There are two common definitions for a megabyte (MB):-----Original Message-----
I´ve a 20 GB HD in my computer. In this moment my Windows
XP is tellin that I´ve 2,5 MB free, but I´ve deleted
already 150 MB.
How can I see the TRUE free space?
Ten to the sixth power or 1,000,000 bytes, the pure
Two to the 20th power or 1,048,576 bytes, a value
commonly used when indicating computer memory size.
Data Lifeguard, Data Lifeguard DOS and Copy files
consider a MB to be 1,000,000 bytes. This corresponds to
the values you get if you do a DIR command or run CHKDSK.
When viewing the properties on a hard drive under Windows
it considers a MB to be 1,048,576 bytes and it considers
a GB to be 1,073,741,824 bytes.
If you view partitions created by Data Lifeguard with a
utility that considers a MB to be 1,048,576 bytes, such
as DOS FDISK or Windows 2000/XP Disk Management, the
partition size presented will be a lesser number of MB.
The actual storage capacity is the same.
Example: If a drive has 1024 cylinders, 16 heads and 63

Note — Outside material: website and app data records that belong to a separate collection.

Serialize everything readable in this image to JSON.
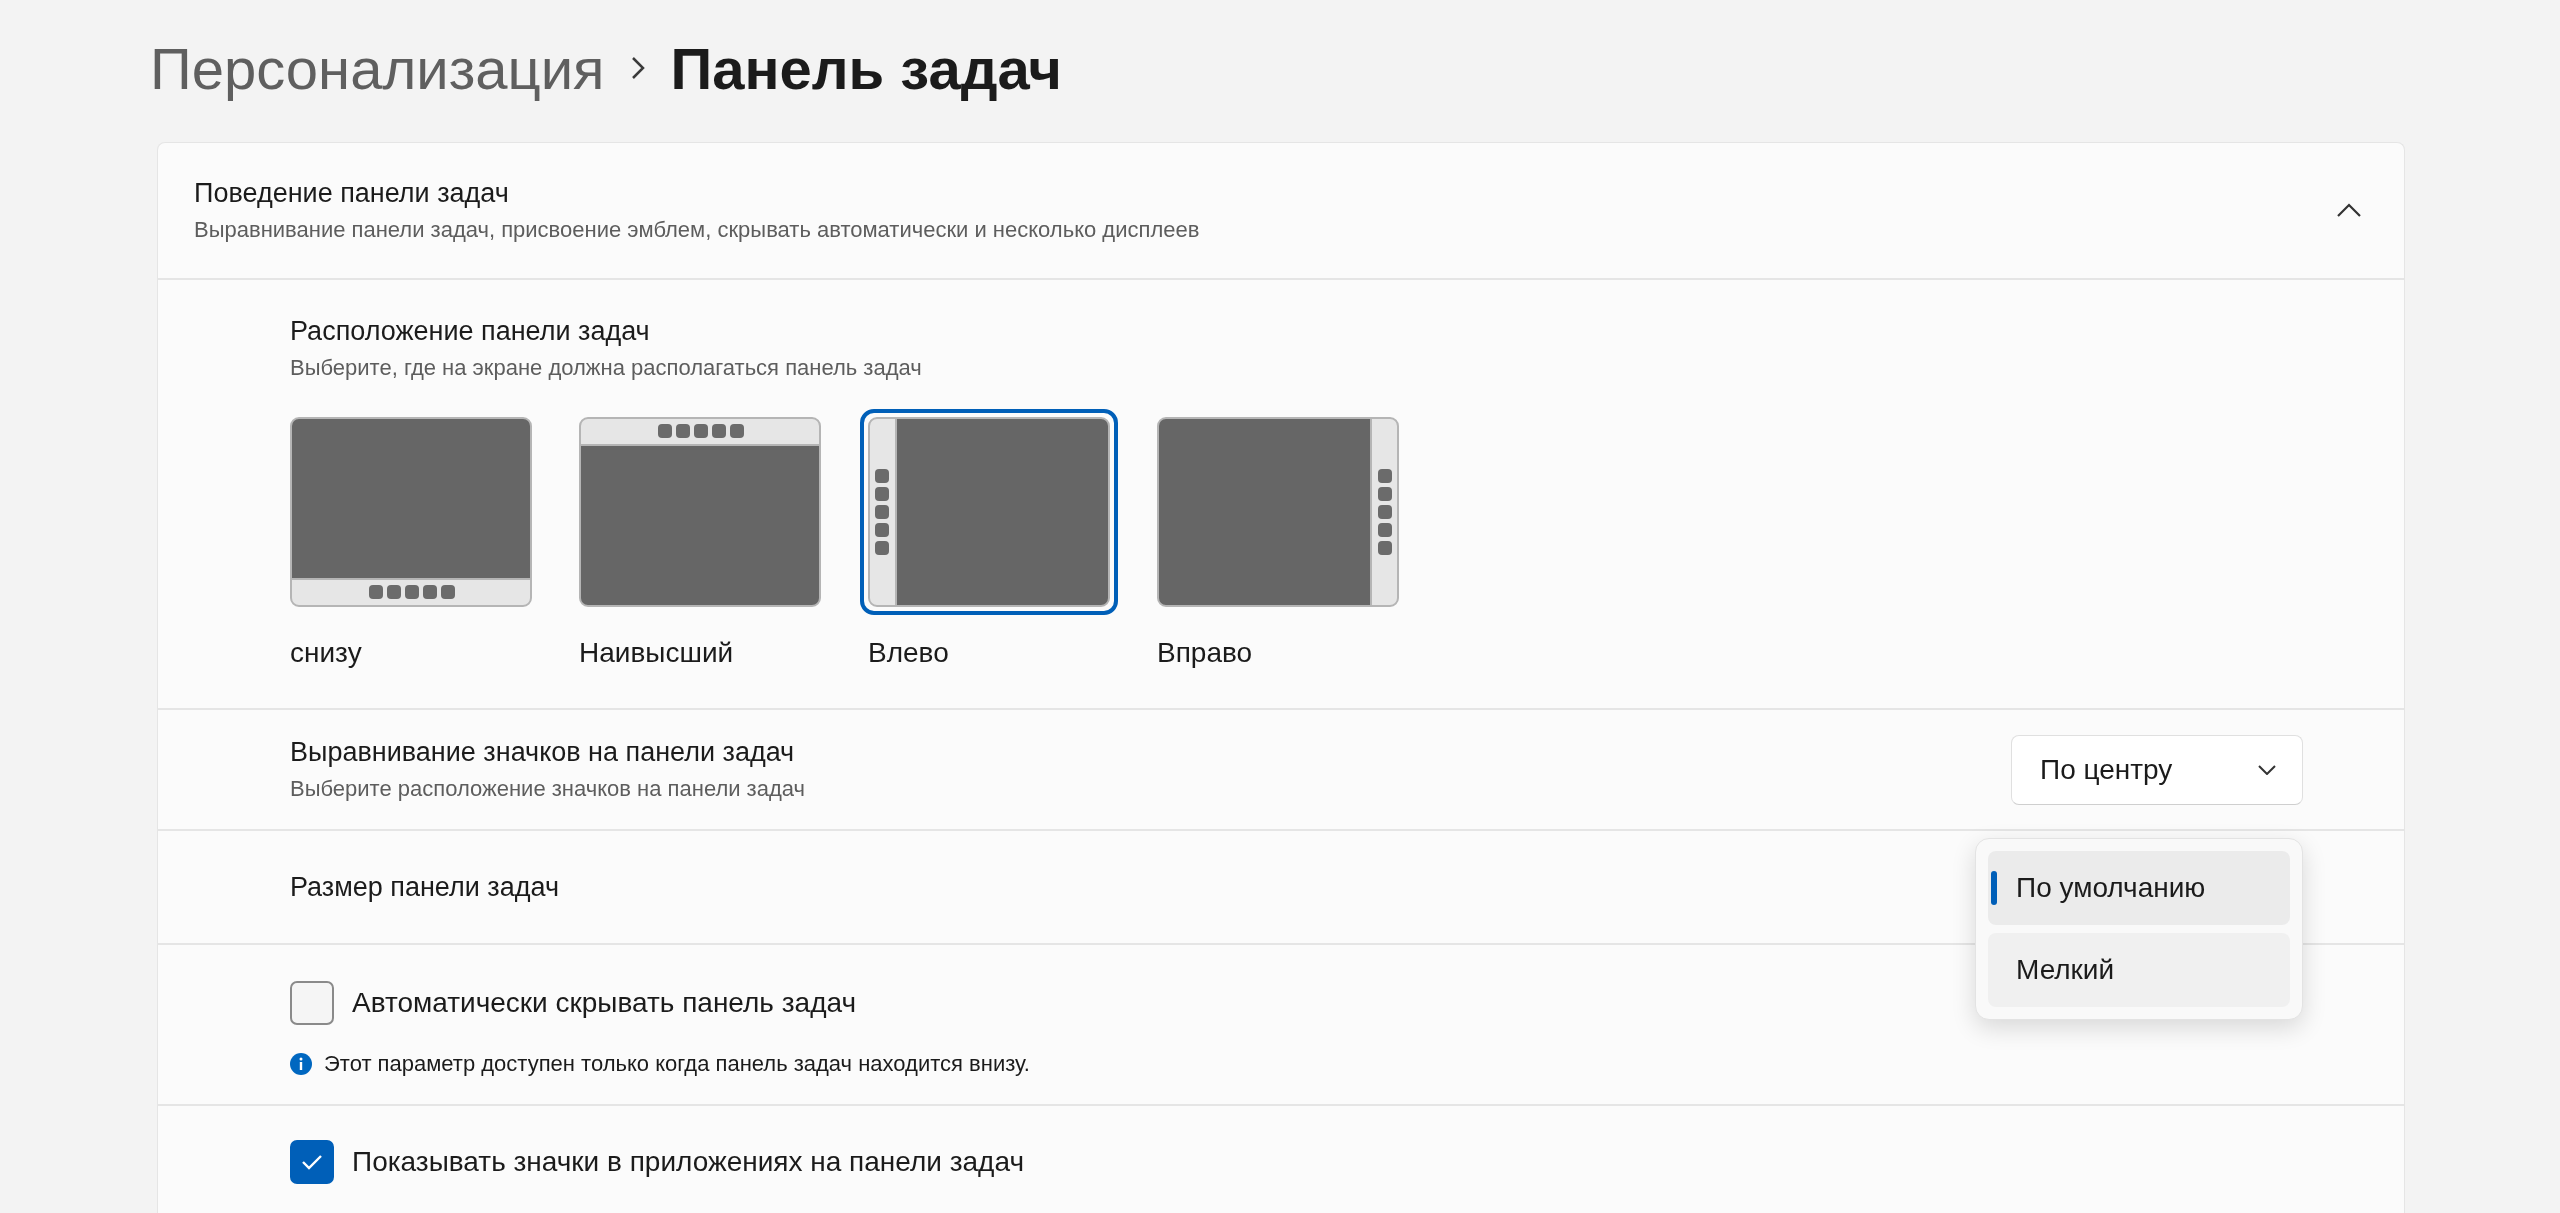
{
  "breadcrumb": {
    "parent": "Персонализация",
    "current": "Панель задач"
  },
  "behavior": {
    "title": "Поведение панели задач",
    "subtitle": "Выравнивание панели задач, присвоение эмблем, скрывать автоматически и несколько дисплеев",
    "expanded": true
  },
  "position": {
    "title": "Расположение панели задач",
    "subtitle": "Выберите, где на экране должна располагаться панель задач",
    "options": [
      {
        "label": "снизу",
        "kind": "bottom",
        "selected": false
      },
      {
        "label": "Наивысший",
        "kind": "top",
        "selected": false
      },
      {
        "label": "Влево",
        "kind": "left",
        "selected": true
      },
      {
        "label": "Вправо",
        "kind": "right",
        "selected": false
      }
    ]
  },
  "alignment": {
    "title": "Выравнивание значков на панели задач",
    "subtitle": "Выберите расположение значков на панели задач",
    "value": "По центру"
  },
  "size": {
    "title": "Размер панели задач",
    "menu": [
      {
        "label": "По умолчанию",
        "selected": true
      },
      {
        "label": "Мелкий",
        "selected": false
      }
    ]
  },
  "autohide": {
    "label": "Автоматически скрывать панель задач",
    "checked": false,
    "note": "Этот параметр доступен только когда панель задач находится внизу."
  },
  "badges": {
    "label": "Показывать значки в приложениях на панели задач",
    "checked": true
  }
}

sectors per track, Data Lifeguard will show a capacity of
528MB. FDISK will show a capacity of 504MB.